A FEW OTHER EVENTS FOR
- Happy birthday George Sullivan (Helen Keller: Her Life in Pictures), Joanna Cole (The Magic School Bus series), and Sally Keehn (I Am Regina, The First Horse I See).
- Itâ€™s the birth date of Enid Blyton (1897-1968), Famous Five series, and Steven Kroll (1941-2011), Jungle Bullies, The Biggest Pumpkin Ever.
- In 1929, Babe Ruth becomes the first baseball player to hit 500 home runs. Read Home Run: The Story of Babe Ruth by Robert Burleigh, illustrated by Mike Wimmer, and Cam Jansen and the Mystery of the Babe Ruth Baseball by David A. Adler.
- The first prisoners arrive at Alcatraz Island in 1934. Read Children Of Alcatraz: Growing Up on the Rock by Claire Rudolph Murphy and Al Capone Does My Shirts by Gennifer Choldenko.
During the summer months, I often look at books that conjure up summer vacations and settings. Our book of the day, E. Lockhartâ€™s recentlyÂ published We Were Liars, does exactly this. Exploring the world of the extremely rich, this realistic novel is set on a privately held island off the coast of Massachusetts where four friends, three of them cousins, vacation during the summer.

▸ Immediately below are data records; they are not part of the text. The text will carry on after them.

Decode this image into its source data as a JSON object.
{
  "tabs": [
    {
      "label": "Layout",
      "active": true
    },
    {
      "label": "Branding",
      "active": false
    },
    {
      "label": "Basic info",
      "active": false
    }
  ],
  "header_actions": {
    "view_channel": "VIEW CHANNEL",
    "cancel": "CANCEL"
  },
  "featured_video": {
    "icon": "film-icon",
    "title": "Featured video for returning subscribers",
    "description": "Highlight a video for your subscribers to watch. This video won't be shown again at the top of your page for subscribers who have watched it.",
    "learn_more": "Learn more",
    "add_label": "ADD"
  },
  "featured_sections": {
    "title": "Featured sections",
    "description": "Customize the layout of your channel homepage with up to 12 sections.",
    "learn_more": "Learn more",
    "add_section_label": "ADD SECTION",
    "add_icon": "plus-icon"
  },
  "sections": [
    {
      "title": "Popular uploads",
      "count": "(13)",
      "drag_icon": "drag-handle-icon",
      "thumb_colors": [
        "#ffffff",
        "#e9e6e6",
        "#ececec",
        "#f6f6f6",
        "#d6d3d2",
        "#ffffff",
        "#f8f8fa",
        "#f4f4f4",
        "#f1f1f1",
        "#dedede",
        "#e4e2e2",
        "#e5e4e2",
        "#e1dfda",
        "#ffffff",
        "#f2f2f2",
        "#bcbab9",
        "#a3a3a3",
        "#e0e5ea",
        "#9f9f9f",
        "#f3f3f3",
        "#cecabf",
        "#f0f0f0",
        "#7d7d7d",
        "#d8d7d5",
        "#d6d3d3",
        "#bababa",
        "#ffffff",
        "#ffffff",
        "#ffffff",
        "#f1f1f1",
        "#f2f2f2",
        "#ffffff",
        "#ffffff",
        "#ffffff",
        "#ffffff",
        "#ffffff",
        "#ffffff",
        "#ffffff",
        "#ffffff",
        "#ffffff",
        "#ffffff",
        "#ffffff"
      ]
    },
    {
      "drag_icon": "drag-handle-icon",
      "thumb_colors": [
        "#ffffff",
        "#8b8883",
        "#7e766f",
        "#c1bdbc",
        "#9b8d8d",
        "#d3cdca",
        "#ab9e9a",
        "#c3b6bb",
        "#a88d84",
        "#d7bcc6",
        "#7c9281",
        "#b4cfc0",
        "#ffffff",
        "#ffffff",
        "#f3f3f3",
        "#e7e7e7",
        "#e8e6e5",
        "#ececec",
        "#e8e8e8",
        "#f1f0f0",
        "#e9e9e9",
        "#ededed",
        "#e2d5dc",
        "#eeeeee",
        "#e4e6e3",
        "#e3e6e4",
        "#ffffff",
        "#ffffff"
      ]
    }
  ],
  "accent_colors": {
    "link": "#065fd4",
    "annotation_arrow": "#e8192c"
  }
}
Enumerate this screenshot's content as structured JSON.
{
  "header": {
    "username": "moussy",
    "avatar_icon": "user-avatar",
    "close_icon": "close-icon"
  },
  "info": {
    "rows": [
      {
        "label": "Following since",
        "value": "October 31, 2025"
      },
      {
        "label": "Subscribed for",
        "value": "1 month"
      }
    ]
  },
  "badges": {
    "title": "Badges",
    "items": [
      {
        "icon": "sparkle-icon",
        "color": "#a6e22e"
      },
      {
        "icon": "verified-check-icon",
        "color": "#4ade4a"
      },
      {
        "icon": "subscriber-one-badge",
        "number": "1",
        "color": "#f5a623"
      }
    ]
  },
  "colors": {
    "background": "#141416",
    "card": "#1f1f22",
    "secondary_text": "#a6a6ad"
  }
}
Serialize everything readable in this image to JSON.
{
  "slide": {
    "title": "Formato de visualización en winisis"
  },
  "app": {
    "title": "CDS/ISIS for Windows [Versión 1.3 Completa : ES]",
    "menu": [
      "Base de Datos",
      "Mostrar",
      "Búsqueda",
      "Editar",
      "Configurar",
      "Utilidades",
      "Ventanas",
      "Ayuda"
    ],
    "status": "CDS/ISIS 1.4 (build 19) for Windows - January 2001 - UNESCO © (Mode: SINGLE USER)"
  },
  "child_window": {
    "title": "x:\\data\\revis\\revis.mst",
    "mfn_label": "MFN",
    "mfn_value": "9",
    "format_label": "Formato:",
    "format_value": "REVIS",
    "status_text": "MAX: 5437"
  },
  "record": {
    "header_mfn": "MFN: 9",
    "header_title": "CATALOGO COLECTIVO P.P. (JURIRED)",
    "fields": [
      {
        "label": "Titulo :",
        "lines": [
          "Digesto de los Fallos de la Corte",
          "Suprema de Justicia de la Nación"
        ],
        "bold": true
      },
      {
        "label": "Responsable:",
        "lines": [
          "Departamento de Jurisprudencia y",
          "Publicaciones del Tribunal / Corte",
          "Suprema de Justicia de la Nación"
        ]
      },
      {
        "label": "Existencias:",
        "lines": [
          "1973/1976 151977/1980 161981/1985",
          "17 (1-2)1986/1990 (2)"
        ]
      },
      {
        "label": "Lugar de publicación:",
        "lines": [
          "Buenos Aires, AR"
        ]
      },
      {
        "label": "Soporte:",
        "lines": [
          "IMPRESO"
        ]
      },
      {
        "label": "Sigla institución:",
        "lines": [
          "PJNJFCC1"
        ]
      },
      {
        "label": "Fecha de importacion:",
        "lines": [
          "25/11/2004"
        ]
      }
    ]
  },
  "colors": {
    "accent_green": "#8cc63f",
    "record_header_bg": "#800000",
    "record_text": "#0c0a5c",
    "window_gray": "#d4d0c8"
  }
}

With a protected and well-preserved veneer of wealth and privilege, the Sinclairs are, as the title tells us, not particularly given to truth-telling. In fact, the book has one of the most engaging, unreliable narrators since Holden Caulfield of The Catcher in the Rye. From the title, readers know that they cannot trust seventeen-year-old Cadence Sinclair Eastman, who relates the events that take place on her familyâ€™s enclave.

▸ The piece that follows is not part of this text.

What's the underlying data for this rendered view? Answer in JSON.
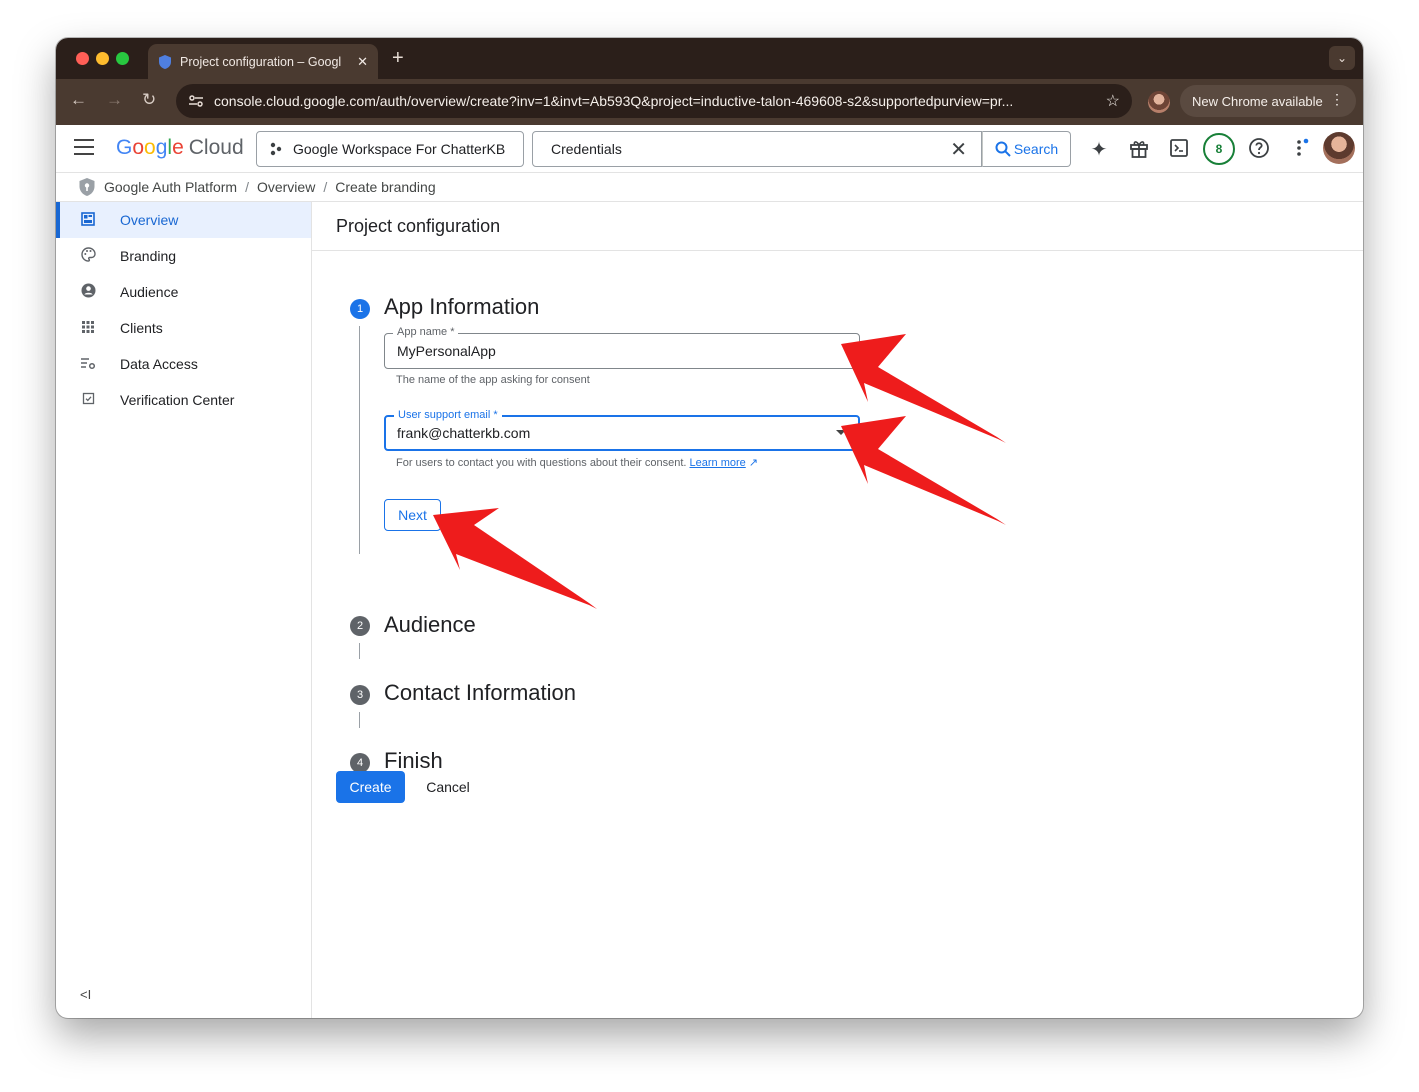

Slowly, the details of this familyâ€™s less than ideal life emerge, and in addition to the mix of alcoholic parents and the estateâ€™s ownership being fought over, four rebellious teenagers bring their own brandÂ of destruction to the family. Much like the adult thriller Gone Girl, We Were Liars twists and turns until its end, pulling readers along at a breathless pace.
A spare, lean text makes the book quite accessible for readers aged thirteen and up. This is clearly a young adult book crafted with a wide audience in mind. While the bookâ€™s luxurious setting and the lives of the rich and famous, of course, help add to its appeal, Lockhartâ€™s clever, intelligent storytelling carries the book along. We Were Liars will be one of those books that many will lose sleep over, reading into the night to find out what happens.
In recent years, young adult fiction has been dominated by vampire stories, dystopic novels, and fantasy, but We Were Liars, along with John Greenâ€™s The Fault In Our Stars, and Rainbow Rowellâ€™s Eleanor &Â Park have kept realistic fiction alive and well for the young adult audience.Â If you are hunting for a perfect end-of-summer beach read, pick up We Were Liars, and let E. Lockhart work her storytelling magic on you.
Here’s a passage from We Were Liars:
My full name is Cadence Sinclair Eastman.
I live in Burlington, Vermont
I live in Burlington, Vermont, with Mummy and three dogs.
I am nearly eighteen.
I own a well-used library card and not much else, though it is true I live in a grand house full of expensive, useless objects.
I used to be blond, but now my hair is black.
I used to be strong, but now I am weak.
I used to be pretty, but now I look sick.
It is true I suffer migranes since my accident.
It is true I do not suffer fools.
I like a twist of meaning. You see? Suffer migraines. Do not suffer fools. The word means almost the same as it did in the previous sentence, but not quite.
You could say it means endure, but that’s not exactly right.
Originally posted August 11, 2014. Updated for .